One unlooked-for benefit from my manual chair is that, no matter how strenuous it is, it has no deleterious effect on my COPD, whereas walking does. There’s a reason for that. When walking, I have to support my own body weight as well as move it. In a wheelchair – as with swimming – my body weight is supported, and that weight is more or less evenly distributed through my hands and arms, back, butt, and feet (which is why it’s worth taking time to get your wheelchair properly set up), so that almost all my effort goes into moving.
And all that is why, after far too many years, I have finally become a full-time wheelchair user.
I should have done it decades ago.
So, that’s why I use a wheelchair. The big question is, do any of you doubters now understand any better why we take to life on wheels? It’s not, necessarily, because we enjoy it** – it can be bloody hard work. For all of us, one way or another, it’s because it improves the quality of our lives. There are almost as many reasons for taking to wheels as there are people doing so. I can assure you, though, that “just for fun” is way down on my, and, I believe, on any normal wheelie’s list of priorities.
**Though I confess I do for pretty obvious reasons – unless it all goes horribly wrong I might get my life back!
For some it’s the difference between being trapped in bed or in a (normal) chair and being mobile (the beauty of a powerchair, for example, is that if you can use just one or two fingers, you can drive one; there are even adaptations powered by sucking and blowing.

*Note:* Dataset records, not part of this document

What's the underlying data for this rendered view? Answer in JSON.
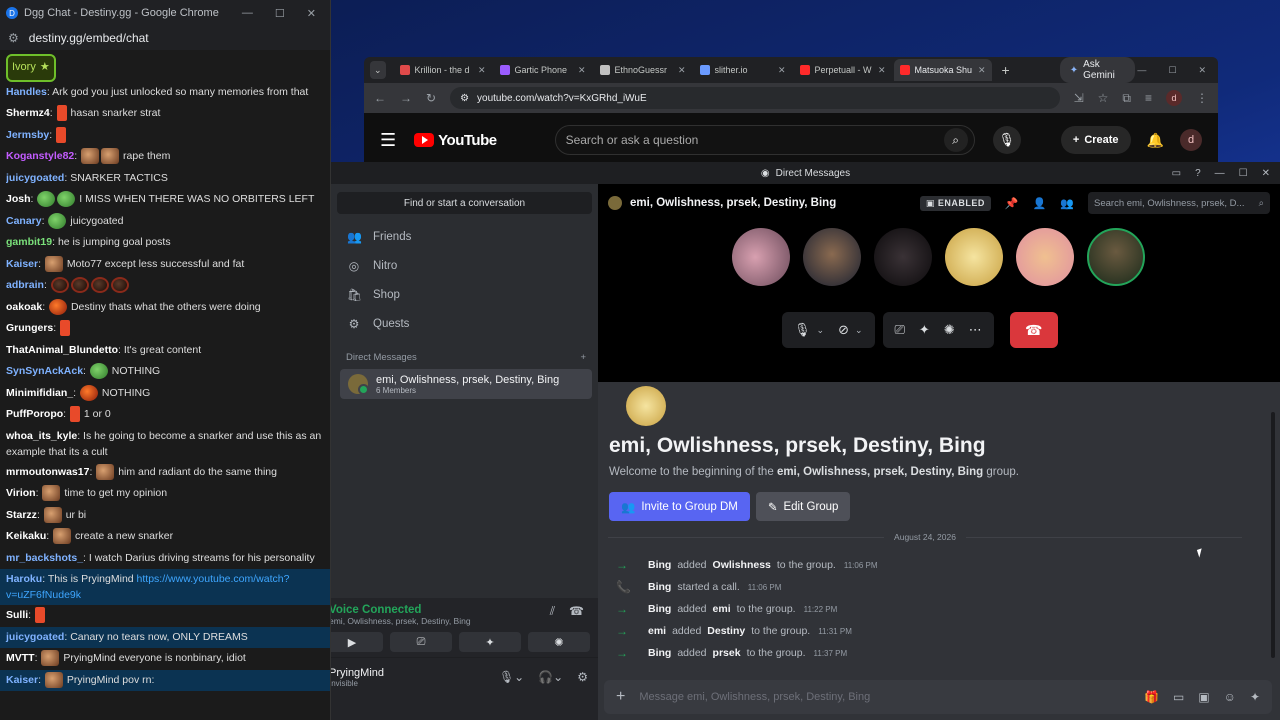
{
  "chat_window": {
    "title": "Dgg Chat - Destiny.gg - Google Chrome",
    "url": "destiny.gg/embed/chat",
    "badge": "Ivory",
    "messages": [
      {
        "user": "Handles",
        "color": "#7fb2ff",
        "text": "Ark god you just unlocked so many memories from that"
      },
      {
        "user": "Shermz4",
        "color": "#ffffff",
        "text": "hasan snarker strat"
      },
      {
        "user": "Jermsby",
        "color": "#7fb2ff",
        "text": ""
      },
      {
        "user": "Koganstyle82",
        "color": "#c35cff",
        "text": "rape them"
      },
      {
        "user": "juicygoated",
        "color": "#7fb2ff",
        "text": "SNARKER TACTICS"
      },
      {
        "user": "Josh",
        "color": "#ffffff",
        "text": "I MISS WHEN THERE WAS NO ORBITERS LEFT"
      },
      {
        "user": "Canary",
        "color": "#7fb2ff",
        "text": "juicygoated"
      },
      {
        "user": "gambit19",
        "color": "#7ae07a",
        "text": "he is jumping goal posts"
      },
      {
        "user": "Kaiser",
        "color": "#7fb2ff",
        "text": "Moto77 except less successful and fat"
      },
      {
        "user": "adbrain",
        "color": "#7fb2ff",
        "text": ""
      },
      {
        "user": "oakoak",
        "color": "#ffffff",
        "text": "Destiny thats what the others were doing"
      },
      {
        "user": "Grungers",
        "color": "#ffffff",
        "text": ""
      },
      {
        "user": "ThatAnimal_Blundetto",
        "color": "#ffffff",
        "text": "It's great content"
      },
      {
        "user": "SynSynAckAck",
        "color": "#7fb2ff",
        "text": "NOTHING"
      },
      {
        "user": "Minimifidian_",
        "color": "#ffffff",
        "text": "NOTHING"
      },
      {
        "user": "PuffPoropo",
        "color": "#ffffff",
        "text": "1 or 0"
      },
      {
        "user": "whoa_its_kyle",
        "color": "#ffffff",
        "text": "Is he going to become a snarker and use this as an example that its a cult"
      },
      {
        "user": "mrmoutonwas17",
        "color": "#ffffff",
        "text": "him and radiant do the same thing"
      },
      {
        "user": "Virion",
        "color": "#ffffff",
        "text": "time to get my opinion"
      },
      {
        "user": "Starzz",
        "color": "#ffffff",
        "text": "ur bi"
      },
      {
        "user": "Keikaku",
        "color": "#ffffff",
        "text": "create a new snarker"
      },
      {
        "user": "mr_backshots_",
        "color": "#7fb2ff",
        "text": "I watch Darius driving streams for his personality"
      },
      {
        "user": "Haroku",
        "color": "#7fb2ff",
        "text": "This is PryingMind",
        "link": "https://www.youtube.com/watch?v=uZF6fNude9k"
      },
      {
        "user": "Sulli",
        "color": "#ffffff",
        "text": ""
      },
      {
        "user": "juicygoated",
        "color": "#7fb2ff",
        "text": "Canary no tears now, ONLY DREAMS"
      },
      {
        "user": "MVTT",
        "color": "#ffffff",
        "text": "PryingMind everyone is nonbinary, idiot"
      },
      {
        "user": "Kaiser",
        "color": "#7fb2ff",
        "text": "PryingMind pov rn:"
      }
    ]
  },
  "browser": {
    "tabs": [
      {
        "label": "Krillion - the d",
        "color": "#e04a4a"
      },
      {
        "label": "Gartic Phone",
        "color": "#9a5cff"
      },
      {
        "label": "EthnoGuessr",
        "color": "#c0c0c0"
      },
      {
        "label": "slither.io",
        "color": "#6a9aff"
      },
      {
        "label": "Perpetuall - W",
        "color": "#ff2a2a"
      },
      {
        "label": "Matsuoka Shu",
        "color": "#ff2a2a"
      }
    ],
    "gemini": "Ask Gemini",
    "url": "youtube.com/watch?v=KxGRhd_iWuE",
    "avatar": "d",
    "youtube": {
      "logo": "YouTube",
      "search_placeholder": "Search or ask a question",
      "create": "Create",
      "avatar": "d"
    }
  },
  "discord": {
    "title": "Direct Messages",
    "find": "Find or start a conversation",
    "nav": [
      {
        "label": "Friends",
        "icon": "👥"
      },
      {
        "label": "Nitro",
        "icon": "◎"
      },
      {
        "label": "Shop",
        "icon": "🛍"
      },
      {
        "label": "Quests",
        "icon": "⚙"
      }
    ],
    "dm_section": "Direct Messages",
    "dm_name": "emi, Owlishness, prsek, Destiny, Bing",
    "dm_members": "6 Members",
    "voice_status": "Voice Connected",
    "voice_channel": "emi, Owlishness, prsek, Destiny, Bing",
    "username": "PryingMind",
    "user_status": "Invisible",
    "header_title": "emi, Owlishness, prsek, Destiny, Bing",
    "enabled": "ENABLED",
    "search_placeholder": "Search emi, Owlishness, prsek, D...",
    "welcome_title": "emi, Owlishness, prsek, Destiny, Bing",
    "welcome_prefix": "Welcome to the beginning of the ",
    "welcome_group": "emi, Owlishness, prsek, Destiny, Bing",
    "welcome_suffix": " group.",
    "invite_btn": "Invite to Group DM",
    "edit_btn": "Edit Group",
    "date": "August 24, 2026",
    "events": [
      {
        "icon": "→",
        "actor": "Bing",
        "verb": "added",
        "target": "Owlishness",
        "tail": "to the group.",
        "time": "11:06 PM"
      },
      {
        "icon": "📞",
        "actor": "Bing",
        "verb": "started a call.",
        "target": "",
        "tail": "",
        "time": "11:06 PM"
      },
      {
        "icon": "→",
        "actor": "Bing",
        "verb": "added",
        "target": "emi",
        "tail": "to the group.",
        "time": "11:22 PM"
      },
      {
        "icon": "→",
        "actor": "emi",
        "verb": "added",
        "target": "Destiny",
        "tail": "to the group.",
        "time": "11:31 PM"
      },
      {
        "icon": "→",
        "actor": "Bing",
        "verb": "added",
        "target": "prsek",
        "tail": "to the group.",
        "time": "11:37 PM"
      }
    ],
    "composer_placeholder": "Message emi, Owlishness, prsek, Destiny, Bing"
  }
}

Although I’ve mainly used powerchairs and scooters until recently, I feel that my manual chair is the way forward for me. Hell, I might even live longer – and if my pain can be minimised that might actually be worthwhile. I certainly feel better physically (although if asked to say exactly how, I’d be hard pressed to come up with an answer), and I appear to be sleeping more soundly. Just not for longer, which I badly need.
One final thought. I saw on Twitter the claim that painful hips are made worse by sitting in a wheelchair for extended periods. A sweeping statement and not universally true. While I don’t doubt it was true for the individual concerned (and wheelchair set-up can be critical – the degree of seat “bucket” for example could affect hip pain), you simply can’t generalise to this degree.
I have osteoarthritis in both hips (left hip since age 32), and as a result the degree of bucket on my seat is minimal – the front of the seat is just a couple of centimetres higher than the rear, and the seat-back is vertical and comes just below the bottom of my shoulder blades. I spend upwards of 16 hours a day in my manual chair, and I have no pain in my hips beyond an occasional dull ache. Compared to the searingly agonising “lightning-bolts” of pain that being on my feet causes, this is nothing.
I’ve just ordered a pair of Surge LT pushrims from Spokz, as my current conventional ones are far too smooth and I’m sick of getting my hands and mitts filthy gripping the tyres when the going gets hard. Not cheap at £200, and delivery is 2 weeks (shipped from the US presumably), but they should be extremely beneficial. You can download a brochure here and view the website here.
My hand size is stock Medium and I’ve opted for the smaller LT. The difference between the two sizes is minimal, the Surge being a mere 3/8” bigger than the Surge LT. I am, though, at a loss to know why the smaller version is the more expensive. Only by a little, but it still makes no sense.